The result should be a full, exact repeat of the entries, free of pictures.

Data records:
=== Section Start ===

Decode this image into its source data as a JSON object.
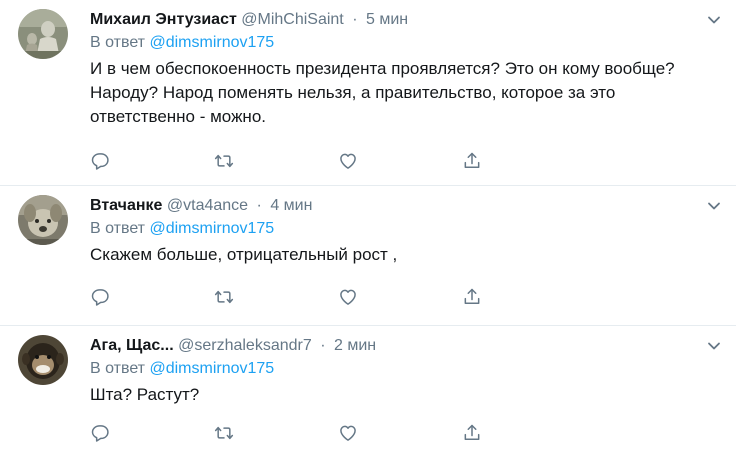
{
  "tweets": [
    {
      "name": "Михаил Энтузиаст",
      "handle": "@MihChiSaint",
      "separator": "·",
      "time": "5 мин",
      "reply_prefix": "В ответ",
      "reply_mention": "@dimsmirnov175",
      "text": "И в чем обеспокоенность президента проявляется? Это он кому вообще? Народу? Народ поменять нельзя, а правительство, которое за это ответственно - можно.",
      "avatar_icon": "avatar-photo-statue-icon"
    },
    {
      "name": "Втачанке",
      "handle": "@vta4ance",
      "separator": "·",
      "time": "4 мин",
      "reply_prefix": "В ответ",
      "reply_mention": "@dimsmirnov175",
      "text": "Скажем больше, отрицательный рост ,",
      "avatar_icon": "avatar-photo-dog-icon"
    },
    {
      "name": "Ага, Щас...",
      "handle": "@serzhaleksandr7",
      "separator": "·",
      "time": "2 мин",
      "reply_prefix": "В ответ",
      "reply_mention": "@dimsmirnov175",
      "text": "Шта? Растут?",
      "avatar_icon": "avatar-photo-monkey-icon"
    }
  ],
  "icons": {
    "reply": "reply-icon",
    "retweet": "retweet-icon",
    "like": "like-icon",
    "share": "share-icon",
    "menu": "chevron-down-icon"
  },
  "colors": {
    "text": "#14171a",
    "secondary": "#657786",
    "link": "#1da1f2",
    "divider": "#e6ecf0"
  }
}
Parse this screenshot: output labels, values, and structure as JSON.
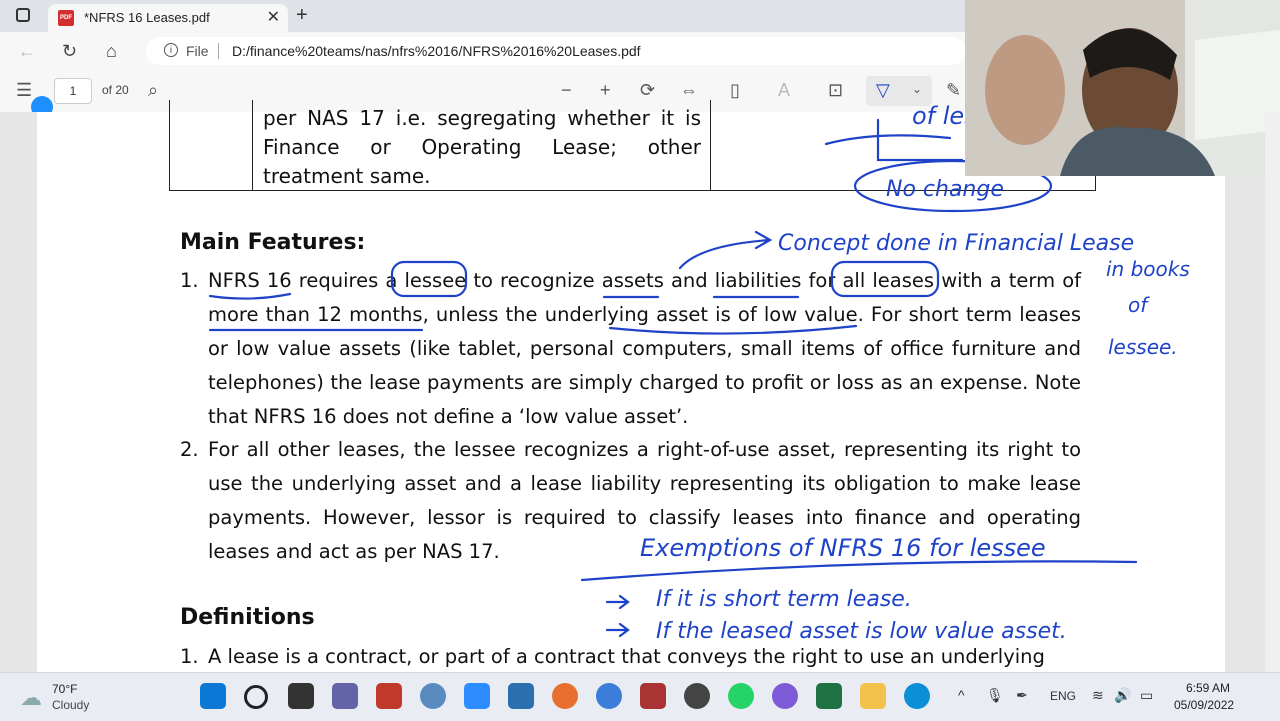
{
  "browser": {
    "tab_title": "*NFRS 16 Leases.pdf",
    "new_tab_symbol": "+",
    "close_symbol": "✕",
    "file_label": "File",
    "url": "D:/finance%20teams/nas/nfrs%2016/NFRS%2016%20Leases.pdf"
  },
  "pdf_toolbar": {
    "page_number": "1",
    "page_count_label": "of 20",
    "icons": [
      "contents-icon",
      "search-icon",
      "zoom-out-icon",
      "zoom-in-icon",
      "rotate-icon",
      "fit-page-icon",
      "page-view-icon",
      "read-aloud-icon",
      "text-box-icon",
      "draw-icon",
      "chevron-down-icon",
      "highlight-icon"
    ]
  },
  "document": {
    "table_cell_text": "per NAS 17 i.e. segregating whether it is Finance or Operating Lease; other treatment same.",
    "main_features_heading": "Main Features:",
    "features": [
      {
        "num": "1.",
        "text": "NFRS 16 requires a lessee to recognize assets and liabilities for all leases with a term of more than 12 months, unless the underlying asset is of low value. For short term leases or low value assets (like tablet, personal computers, small items of office furniture and telephones) the lease payments are simply charged to profit or loss as an expense. Note that NFRS 16 does not define a ‘low value asset’."
      },
      {
        "num": "2.",
        "text": "For all other leases, the lessee recognizes a right-of-use asset, representing its right to use the underlying asset and a lease liability representing its obligation to make lease payments. However, lessor is required to classify leases into finance and operating leases and act as per NAS 17."
      }
    ],
    "definitions_heading": "Definitions",
    "definitions": [
      {
        "num": "1.",
        "text": "A lease is a contract, or part of a contract that conveys the right to use an underlying"
      }
    ]
  },
  "annotations": {
    "top_partial": "of lesso",
    "no_change": "No change",
    "concept": "Concept done in Financial Lease",
    "books_line1": "in books",
    "books_line2": "of",
    "books_line3": "lessee.",
    "exemptions_title": "Exemptions of NFRS 16 for lessee",
    "exemption_1": "If it is short term lease.",
    "exemption_2": "If the leased asset is low value asset."
  },
  "taskbar": {
    "weather_temp": "70°F",
    "weather_desc": "Cloudy",
    "language": "ENG",
    "time": "6:59 AM",
    "date": "05/09/2022"
  },
  "colors": {
    "ink": "#1f43c8",
    "pdf_red": "#d32f2f",
    "accent_blue": "#0067c0"
  }
}
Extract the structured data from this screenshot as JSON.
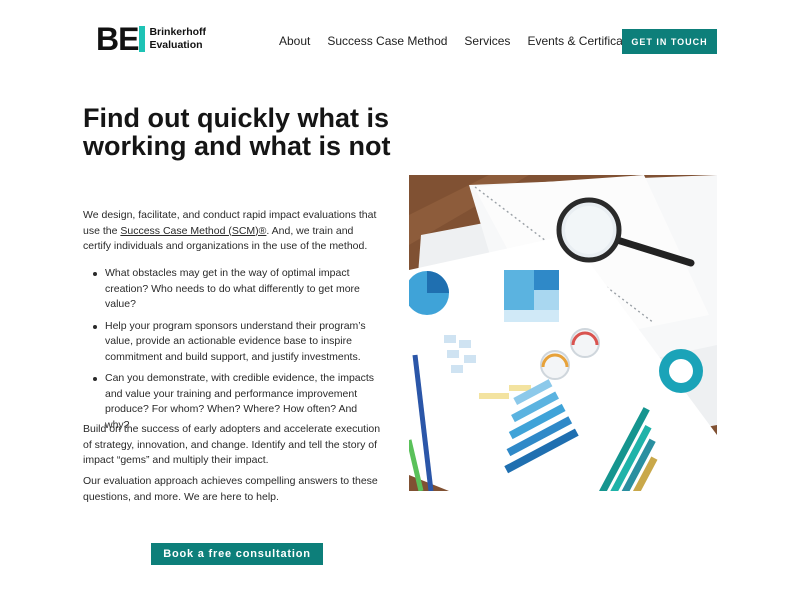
{
  "logo": {
    "mark": "BE",
    "line1": "Brinkerhoff",
    "line2": "Evaluation"
  },
  "nav": {
    "items": [
      "About",
      "Success Case Method",
      "Services",
      "Events & Certifications"
    ],
    "cta": "GET IN TOUCH"
  },
  "hero": {
    "headline": "Find out quickly what is working and what is not",
    "intro_before_link": "We design, facilitate, and conduct rapid impact evaluations that use the ",
    "intro_link": "Success Case Method (SCM)®",
    "intro_after_link": ". And, we train and certify individuals and organizations in the use of the method.",
    "bullets": [
      "What obstacles may get in the way of optimal impact creation? Who needs to do what differently to get more value?",
      "Help your program sponsors understand their program’s value, provide an actionable evidence base to inspire commitment and build support, and justify investments.",
      "Can you demonstrate, with credible evidence, the impacts and value your training and performance improvement produce?  For whom? When? Where? How often? And why?"
    ],
    "para2": "Build on the success of early adopters and accelerate execution of strategy, innovation, and change. Identify and tell the story of impact “gems” and multiply their impact.",
    "para3": "Our evaluation approach achieves compelling answers to these questions, and more. We are here to help.",
    "cta": "Book a free consultation"
  },
  "colors": {
    "accent": "#0d7f7a",
    "logo_bar": "#1ec3b5"
  }
}
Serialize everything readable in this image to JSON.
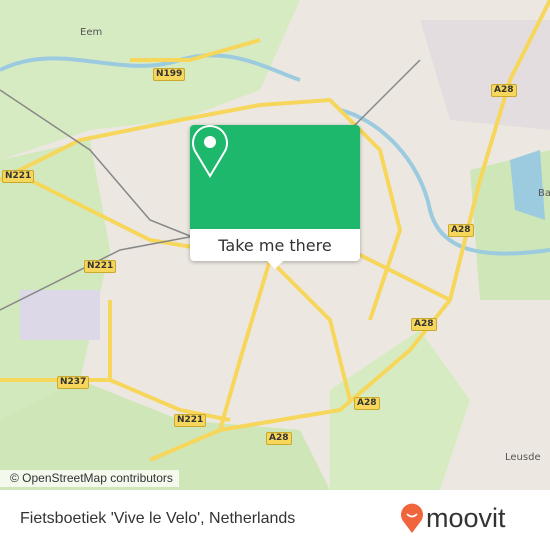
{
  "map": {
    "attribution": "© OpenStreetMap contributors",
    "labels": {
      "eem": "Eem",
      "n199": "N199",
      "a28_1": "A28",
      "a28_2": "A28",
      "a28_3": "A28",
      "a28_4": "A28",
      "a28_5": "A28",
      "n221_1": "N221",
      "n221_2": "N221",
      "n221_3": "N221",
      "n237": "N237",
      "ba": "Ba",
      "leusden": "Leusde"
    }
  },
  "popup": {
    "button_label": "Take me there",
    "icon": "location-pin-icon",
    "color": "#1db86b"
  },
  "footer": {
    "place_name": "Fietsboetiek 'Vive le Velo', Netherlands",
    "brand": "moovit",
    "brand_color": "#f0653b"
  }
}
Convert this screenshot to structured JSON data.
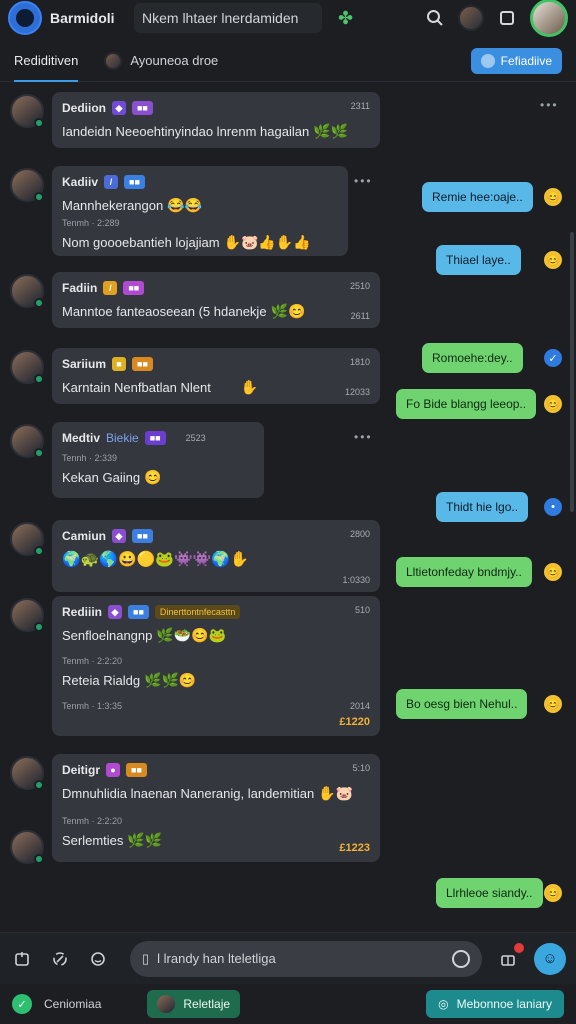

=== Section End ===

Response box:
Decode this image into its source data as a JSON object.
{
  "tweets": [
    {
      "name": "Михаил Энтузиаст",
      "handle": "@MihChiSaint",
      "separator": "·",
      "time": "5 мин",
      "reply_prefix": "В ответ",
      "reply_mention": "@dimsmirnov175",
      "text": "И в чем обеспокоенность президента проявляется? Это он кому вообще? Народу? Народ поменять нельзя, а правительство, которое за это ответственно - можно.",
      "avatar_icon": "avatar-photo-statue-icon"
    },
    {
      "name": "Втачанке",
      "handle": "@vta4ance",
      "separator": "·",
      "time": "4 мин",
      "reply_prefix": "В ответ",
      "reply_mention": "@dimsmirnov175",
      "text": "Скажем больше, отрицательный рост ,",
      "avatar_icon": "avatar-photo-dog-icon"
    },
    {
      "name": "Ага, Щас...",
      "handle": "@serzhaleksandr7",
      "separator": "·",
      "time": "2 мин",
      "reply_prefix": "В ответ",
      "reply_mention": "@dimsmirnov175",
      "text": "Шта? Растут?",
      "avatar_icon": "avatar-photo-monkey-icon"
    }
  ],
  "icons": {
    "reply": "reply-icon",
    "retweet": "retweet-icon",
    "like": "like-icon",
    "share": "share-icon",
    "menu": "chevron-down-icon"
  },
  "colors": {
    "text": "#14171a",
    "secondary": "#657786",
    "link": "#1da1f2",
    "divider": "#e6ecf0"
  }
}
Parse this screenshot: output labels, values, and structure as JSON.
{
  "browser": {
    "tab_title": "*NFRS 16 Leases.pdf",
    "new_tab_symbol": "+",
    "close_symbol": "✕",
    "file_label": "File",
    "url": "D:/finance%20teams/nas/nfrs%2016/NFRS%2016%20Leases.pdf"
  },
  "pdf_toolbar": {
    "page_number": "1",
    "page_count_label": "of 20",
    "icons": [
      "contents-icon",
      "search-icon",
      "zoom-out-icon",
      "zoom-in-icon",
      "rotate-icon",
      "fit-page-icon",
      "page-view-icon",
      "read-aloud-icon",
      "text-box-icon",
      "draw-icon",
      "chevron-down-icon",
      "highlight-icon"
    ]
  },
  "document": {
    "table_cell_text": "per NAS 17 i.e. segregating whether it is Finance or Operating Lease; other treatment same.",
    "main_features_heading": "Main Features:",
    "features": [
      {
        "num": "1.",
        "text": "NFRS 16 requires a lessee to recognize assets and liabilities for all leases with a term of more than 12 months, unless the underlying asset is of low value. For short term leases or low value assets (like tablet, personal computers, small items of office furniture and telephones) the lease payments are simply charged to profit or loss as an expense. Note that NFRS 16 does not define a ‘low value asset’."
      },
      {
        "num": "2.",
        "text": "For all other leases, the lessee recognizes a right-of-use asset, representing its right to use the underlying asset and a lease liability representing its obligation to make lease payments. However, lessor is required to classify leases into finance and operating leases and act as per NAS 17."
      }
    ],
    "definitions_heading": "Definitions",
    "definitions": [
      {
        "num": "1.",
        "text": "A lease is a contract, or part of a contract that conveys the right to use an underlying"
      }
    ]
  },
  "annotations": {
    "top_partial": "of lesso",
    "no_change": "No change",
    "concept": "Concept done in Financial Lease",
    "books_line1": "in books",
    "books_line2": "of",
    "books_line3": "lessee.",
    "exemptions_title": "Exemptions of NFRS 16 for lessee",
    "exemption_1": "If it is short term lease.",
    "exemption_2": "If the leased asset is low value asset."
  },
  "taskbar": {
    "weather_temp": "70°F",
    "weather_desc": "Cloudy",
    "language": "ENG",
    "time": "6:59 AM",
    "date": "05/09/2022"
  },
  "colors": {
    "ink": "#1f43c8",
    "pdf_red": "#d32f2f",
    "accent_blue": "#0067c0"
  }
}
Extract the structured data from this screenshot as JSON.
{
  "logo": {
    "mark": "BE",
    "line1": "Brinkerhoff",
    "line2": "Evaluation"
  },
  "nav": {
    "items": [
      "About",
      "Success Case Method",
      "Services",
      "Events & Certifications"
    ],
    "cta": "GET IN TOUCH"
  },
  "hero": {
    "headline": "Find out quickly what is working and what is not",
    "intro_before_link": "We design, facilitate, and conduct rapid impact evaluations that use the ",
    "intro_link": "Success Case Method (SCM)®",
    "intro_after_link": ". And, we train and certify individuals and organizations in the use of the method.",
    "bullets": [
      "What obstacles may get in the way of optimal impact creation? Who needs to do what differently to get more value?",
      "Help your program sponsors understand their program’s value, provide an actionable evidence base to inspire commitment and build support, and justify investments.",
      "Can you demonstrate, with credible evidence, the impacts and value your training and performance improvement produce?  For whom? When? Where? How often? And why?"
    ],
    "para2": "Build on the success of early adopters and accelerate execution of strategy, innovation, and change. Identify and tell the story of impact “gems” and multiply their impact.",
    "para3": "Our evaluation approach achieves compelling answers to these questions, and more. We are here to help.",
    "cta": "Book a free consultation"
  },
  "colors": {
    "accent": "#0d7f7a",
    "logo_bar": "#1ec3b5"
  }
}
Serialize everything readable in this image to JSON.
{
  "map": {
    "attribution": "© OpenStreetMap contributors",
    "labels": {
      "eem": "Eem",
      "n199": "N199",
      "a28_1": "A28",
      "a28_2": "A28",
      "a28_3": "A28",
      "a28_4": "A28",
      "a28_5": "A28",
      "n221_1": "N221",
      "n221_2": "N221",
      "n221_3": "N221",
      "n237": "N237",
      "ba": "Ba",
      "leusden": "Leusde"
    }
  },
  "popup": {
    "button_label": "Take me there",
    "icon": "location-pin-icon",
    "color": "#1db86b"
  },
  "footer": {
    "place_name": "Fietsboetiek 'Vive le Velo', Netherlands",
    "brand": "moovit",
    "brand_color": "#f0653b"
  }
}
Convert this screenshot to structured JSON data.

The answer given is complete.